(Records supplied)
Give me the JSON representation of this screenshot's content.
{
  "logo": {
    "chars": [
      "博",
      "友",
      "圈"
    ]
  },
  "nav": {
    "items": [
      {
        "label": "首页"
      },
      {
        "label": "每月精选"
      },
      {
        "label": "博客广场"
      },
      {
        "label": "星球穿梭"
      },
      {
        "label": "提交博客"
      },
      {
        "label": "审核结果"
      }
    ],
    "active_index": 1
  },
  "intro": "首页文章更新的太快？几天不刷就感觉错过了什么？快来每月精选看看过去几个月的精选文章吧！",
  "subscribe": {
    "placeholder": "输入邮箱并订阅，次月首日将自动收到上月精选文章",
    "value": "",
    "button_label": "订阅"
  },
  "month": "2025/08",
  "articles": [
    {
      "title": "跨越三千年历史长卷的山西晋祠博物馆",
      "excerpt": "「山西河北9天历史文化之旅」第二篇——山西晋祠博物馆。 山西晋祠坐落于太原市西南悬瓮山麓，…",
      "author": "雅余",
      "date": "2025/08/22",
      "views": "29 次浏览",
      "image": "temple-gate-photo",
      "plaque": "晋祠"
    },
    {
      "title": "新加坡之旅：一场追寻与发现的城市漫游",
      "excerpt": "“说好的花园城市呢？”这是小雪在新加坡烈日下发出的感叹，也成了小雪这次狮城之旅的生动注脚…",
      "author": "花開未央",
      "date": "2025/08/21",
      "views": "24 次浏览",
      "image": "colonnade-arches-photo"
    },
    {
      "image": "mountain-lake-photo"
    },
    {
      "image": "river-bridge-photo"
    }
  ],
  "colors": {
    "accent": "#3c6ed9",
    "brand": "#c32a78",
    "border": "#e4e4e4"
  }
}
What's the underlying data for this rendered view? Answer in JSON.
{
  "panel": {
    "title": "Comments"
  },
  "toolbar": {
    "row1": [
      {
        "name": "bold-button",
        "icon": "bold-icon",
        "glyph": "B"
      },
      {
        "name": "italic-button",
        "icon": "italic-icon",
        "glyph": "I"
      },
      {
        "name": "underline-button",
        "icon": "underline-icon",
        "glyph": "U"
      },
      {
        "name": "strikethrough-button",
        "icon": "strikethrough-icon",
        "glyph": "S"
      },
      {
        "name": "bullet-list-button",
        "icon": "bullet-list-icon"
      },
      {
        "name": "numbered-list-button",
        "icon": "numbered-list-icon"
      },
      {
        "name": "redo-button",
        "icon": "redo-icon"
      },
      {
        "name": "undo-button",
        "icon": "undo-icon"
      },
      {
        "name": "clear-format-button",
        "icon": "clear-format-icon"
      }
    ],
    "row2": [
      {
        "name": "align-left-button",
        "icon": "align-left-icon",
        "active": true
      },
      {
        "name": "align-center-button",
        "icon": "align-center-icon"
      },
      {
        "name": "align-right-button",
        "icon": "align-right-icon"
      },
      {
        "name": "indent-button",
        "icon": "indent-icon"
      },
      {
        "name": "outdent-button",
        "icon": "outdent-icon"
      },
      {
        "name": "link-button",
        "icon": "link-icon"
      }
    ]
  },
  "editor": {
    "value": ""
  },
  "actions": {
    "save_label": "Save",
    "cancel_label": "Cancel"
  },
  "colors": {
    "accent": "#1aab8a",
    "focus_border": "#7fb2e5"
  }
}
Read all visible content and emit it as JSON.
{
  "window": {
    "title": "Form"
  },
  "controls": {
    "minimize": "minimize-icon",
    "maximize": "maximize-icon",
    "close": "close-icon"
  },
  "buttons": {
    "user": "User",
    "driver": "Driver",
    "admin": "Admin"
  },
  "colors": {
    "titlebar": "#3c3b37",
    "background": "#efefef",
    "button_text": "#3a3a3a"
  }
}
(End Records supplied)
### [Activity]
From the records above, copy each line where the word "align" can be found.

### [Exercise answer]
        "name": "align-left-button",
        "icon": "align-left-icon",
        "name": "align-center-button",
        "icon": "align-center-icon"
        "name": "align-right-button",
        "icon": "align-right-icon"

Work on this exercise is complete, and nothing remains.